*Exercise details*:
Please go through the records below and return every line holding the word "title".

*Listed entries*:
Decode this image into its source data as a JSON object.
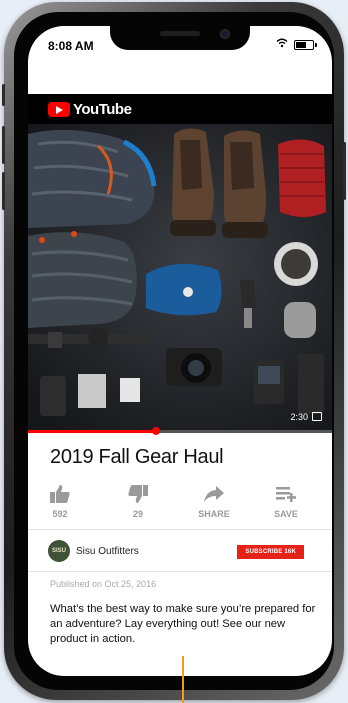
{
  "status_bar": {
    "time": "8:08 AM"
  },
  "header": {
    "brand": "YouTube"
  },
  "video": {
    "duration": "2:30",
    "progress_fraction": 0.42
  },
  "title": "2019 Fall Gear Haul",
  "actions": [
    {
      "name": "like-button",
      "icon": "thumbs-up-icon",
      "label": "592"
    },
    {
      "name": "dislike-button",
      "icon": "thumbs-down-icon",
      "label": "29"
    },
    {
      "name": "share-button",
      "icon": "share-arrow-icon",
      "label": "SHARE"
    },
    {
      "name": "save-button",
      "icon": "playlist-add-icon",
      "label": "SAVE"
    }
  ],
  "channel": {
    "avatar_text": "SISU",
    "name": "Sisu Outfitters",
    "subscribe_label": "SUBSCRIBE 16K"
  },
  "published": "Published on Oct 25, 2016",
  "description": "What’s the best way to make sure you’re prepared for an adventure? Lay everything out! See our new product in action.",
  "colors": {
    "youtube_red": "#ff0000",
    "subscribe_red": "#e62117",
    "annotation_line": "#f39c12"
  }
}
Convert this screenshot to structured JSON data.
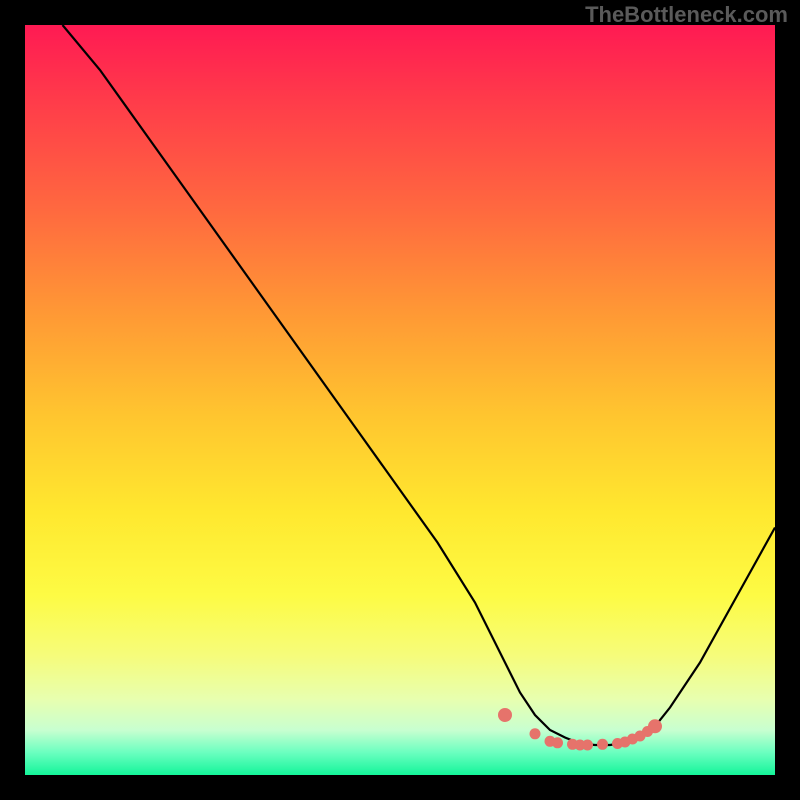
{
  "watermark": "TheBottleneck.com",
  "chart_data": {
    "type": "line",
    "title": "",
    "xlabel": "",
    "ylabel": "",
    "xlim": [
      0,
      100
    ],
    "ylim": [
      0,
      100
    ],
    "series": [
      {
        "name": "bottleneck-curve",
        "x": [
          5,
          10,
          15,
          20,
          25,
          30,
          35,
          40,
          45,
          50,
          55,
          60,
          62,
          64,
          66,
          68,
          70,
          72,
          74,
          76,
          78,
          80,
          82,
          84,
          86,
          90,
          95,
          100
        ],
        "values": [
          100,
          94,
          87,
          80,
          73,
          66,
          59,
          52,
          45,
          38,
          31,
          23,
          19,
          15,
          11,
          8,
          6,
          5,
          4.2,
          4,
          4,
          4.3,
          5,
          6.5,
          9,
          15,
          24,
          33
        ]
      }
    ],
    "markers": {
      "name": "optimal-range-dots",
      "color": "#e6736b",
      "x": [
        64,
        68,
        70,
        71,
        73,
        74,
        75,
        77,
        79,
        80,
        81,
        82,
        83,
        84
      ],
      "values": [
        8,
        5.5,
        4.5,
        4.3,
        4.1,
        4,
        4,
        4.1,
        4.2,
        4.4,
        4.8,
        5.2,
        5.8,
        6.5
      ]
    },
    "gradient": {
      "description": "vertical red-to-green risk gradient",
      "stops": [
        {
          "pos": 0,
          "color": "#ff1a53"
        },
        {
          "pos": 25,
          "color": "#ff6a3f"
        },
        {
          "pos": 52,
          "color": "#ffc52f"
        },
        {
          "pos": 76,
          "color": "#fdfb44"
        },
        {
          "pos": 94,
          "color": "#c8ffd0"
        },
        {
          "pos": 100,
          "color": "#14f59a"
        }
      ]
    }
  }
}
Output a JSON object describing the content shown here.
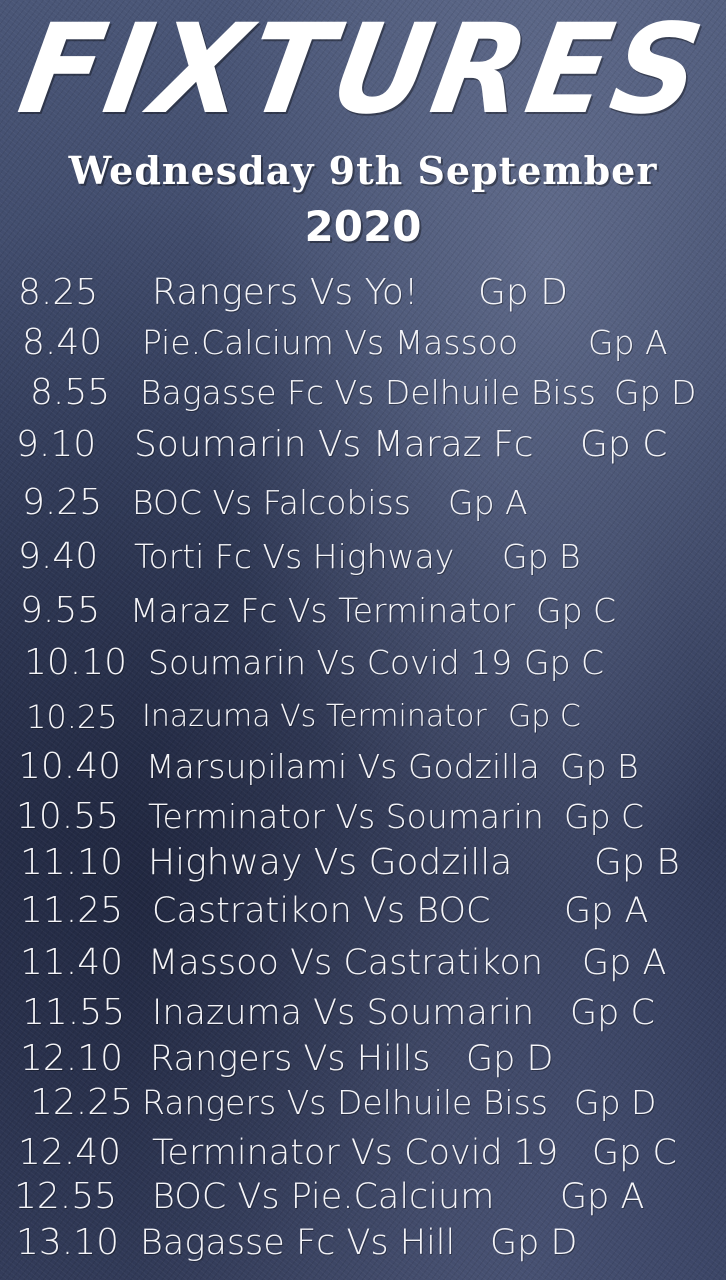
{
  "header": {
    "title": "FIXTURES",
    "date": "Wednesday 9th September",
    "year": "2020"
  },
  "fixtures": [
    {
      "time": "8.25",
      "match": "Rangers Vs Yo!",
      "group": "Gp D"
    },
    {
      "time": "8.40",
      "match": "Pie.Calcium Vs Massoo",
      "group": "Gp A"
    },
    {
      "time": "8.55",
      "match": "Bagasse Fc Vs Delhuile Biss",
      "group": "Gp D"
    },
    {
      "time": "9.10",
      "match": "Soumarin Vs Maraz Fc",
      "group": "Gp C"
    },
    {
      "time": "9.25",
      "match": "BOC Vs Falcobiss",
      "group": "Gp A"
    },
    {
      "time": "9.40",
      "match": "Torti Fc Vs Highway",
      "group": "Gp B"
    },
    {
      "time": "9.55",
      "match": "Maraz Fc Vs Terminator",
      "group": "Gp C"
    },
    {
      "time": "10.10",
      "match": "Soumarin Vs Covid 19",
      "group": "Gp C"
    },
    {
      "time": "10.25",
      "match": "Inazuma Vs Terminator",
      "group": "Gp C"
    },
    {
      "time": "10.40",
      "match": "Marsupilami Vs Godzilla",
      "group": "Gp B"
    },
    {
      "time": "10.55",
      "match": "Terminator Vs Soumarin",
      "group": "Gp C"
    },
    {
      "time": "11.10",
      "match": "Highway Vs Godzilla",
      "group": "Gp B"
    },
    {
      "time": "11.25",
      "match": "Castratikon Vs BOC",
      "group": "Gp A"
    },
    {
      "time": "11.40",
      "match": "Massoo Vs Castratikon",
      "group": "Gp A"
    },
    {
      "time": "11.55",
      "match": "Inazuma Vs Soumarin",
      "group": "Gp C"
    },
    {
      "time": "12.10",
      "match": "Rangers Vs Hills",
      "group": "Gp D"
    },
    {
      "time": "12.25",
      "match": "Rangers Vs Delhuile Biss",
      "group": "Gp D"
    },
    {
      "time": "12.40",
      "match": "Terminator Vs Covid 19",
      "group": "Gp C"
    },
    {
      "time": "12.55",
      "match": "BOC Vs Pie.Calcium",
      "group": "Gp A"
    },
    {
      "time": "13.10",
      "match": "Bagasse Fc Vs Hill",
      "group": "Gp D"
    }
  ]
}
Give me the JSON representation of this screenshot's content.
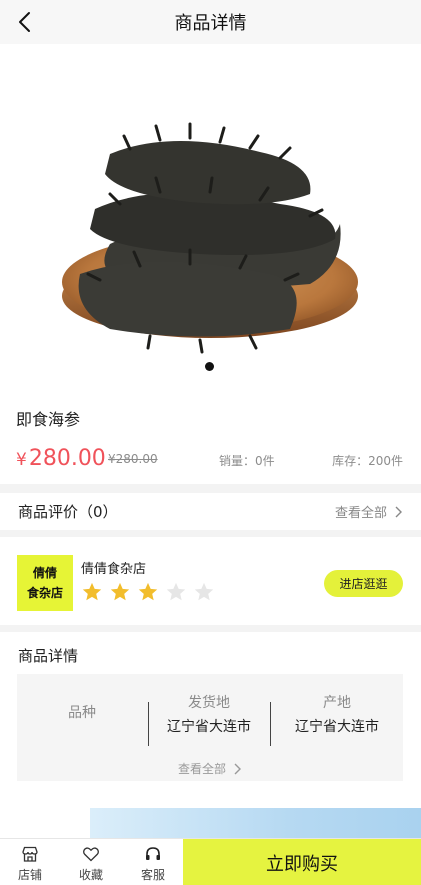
{
  "header": {
    "title": "商品详情",
    "back_icon": "chevron-left-icon"
  },
  "product": {
    "name": "即食海参",
    "currency": "¥",
    "price": "280.00",
    "original_price": "¥280.00",
    "sales": "销量：0件",
    "stock": "库存：200件",
    "image_count": 1,
    "active_image_index": 0
  },
  "reviews": {
    "label": "商品评价（0）",
    "view_all": "查看全部"
  },
  "shop": {
    "logo_line1": "倩倩",
    "logo_line2": "食杂店",
    "name": "倩倩食杂店",
    "rating": 3,
    "rating_max": 5,
    "visit_button": "进店逛逛"
  },
  "details": {
    "label": "商品详情",
    "specs": [
      {
        "key": "品种",
        "value": ""
      },
      {
        "key": "发货地",
        "value": "辽宁省大连市"
      },
      {
        "key": "产地",
        "value": "辽宁省大连市"
      }
    ],
    "view_all": "查看全部"
  },
  "bottom_bar": {
    "tabs": [
      {
        "label": "店铺",
        "icon": "store-icon"
      },
      {
        "label": "收藏",
        "icon": "heart-icon"
      },
      {
        "label": "客服",
        "icon": "headset-icon"
      }
    ],
    "buy_button": "立即购买"
  },
  "colors": {
    "accent": "#e5f340",
    "price": "#f0525a"
  }
}
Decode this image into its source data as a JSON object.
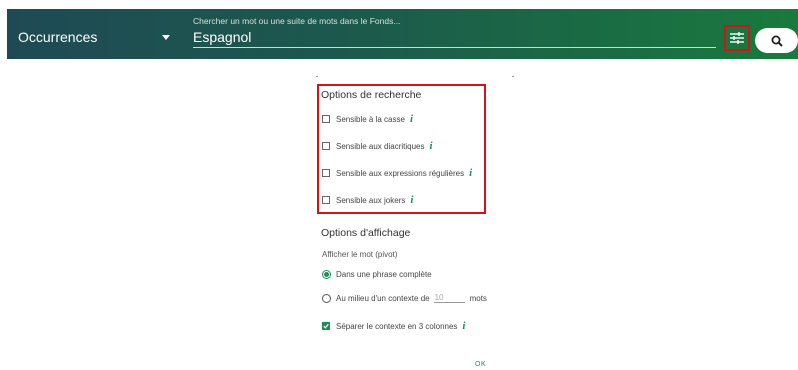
{
  "header": {
    "mode_select": "Occurrences",
    "search_label": "Chercher un mot ou une suite de mots dans le Fonds...",
    "search_value": "Espagnol"
  },
  "icons": {
    "filter": "tune-sliders-icon",
    "search": "magnifier-icon"
  },
  "colors": {
    "accent": "#1e8e5a",
    "highlight": "#d1141a"
  },
  "search_options": {
    "title": "Options de recherche",
    "items": [
      {
        "label": "Sensible à la casse",
        "checked": false
      },
      {
        "label": "Sensible aux diacritiques",
        "checked": false
      },
      {
        "label": "Sensible aux expressions régulières",
        "checked": false
      },
      {
        "label": "Sensible aux jokers",
        "checked": false
      }
    ]
  },
  "display_options": {
    "title": "Options d'affichage",
    "pivot_label": "Afficher le mot (pivot)",
    "radio_full_sentence": "Dans une phrase complète",
    "radio_context_prefix": "Au milieu d'un contexte de",
    "context_placeholder": "10",
    "radio_context_suffix": "mots",
    "split_columns": "Séparer le contexte en 3 colonnes",
    "split_checked": true
  },
  "ok_label": "OK"
}
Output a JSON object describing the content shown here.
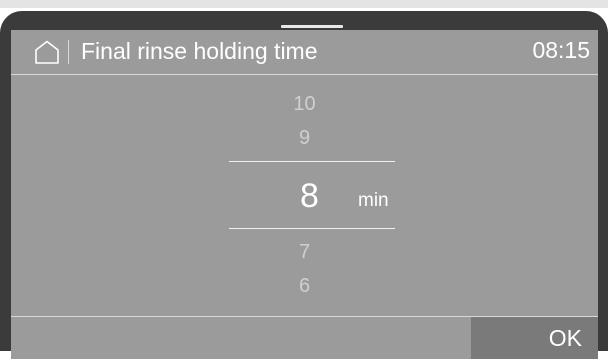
{
  "header": {
    "title": "Final rinse holding time",
    "time": "08:15",
    "home_icon": "home-icon"
  },
  "picker": {
    "options_above": [
      "10",
      "9"
    ],
    "selected_value": "8",
    "unit": "min",
    "options_below": [
      "7",
      "6"
    ]
  },
  "footer": {
    "ok_label": "OK"
  },
  "colors": {
    "screen_bg": "#9b9b9b",
    "bezel": "#3b3b3b",
    "ok_button_bg": "#7a7a7a",
    "text_primary": "#ffffff",
    "text_dimmed": "#cfcfcf"
  }
}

*Response box*:
  "title": "2019 Fall Gear Haul",
    "title": "",
    "title": "FIXTURES",
    "title": "商品详情",
    "title": "Options de recherche",
    "title": "Options d'affichage",
    "title": "Final rinse holding time",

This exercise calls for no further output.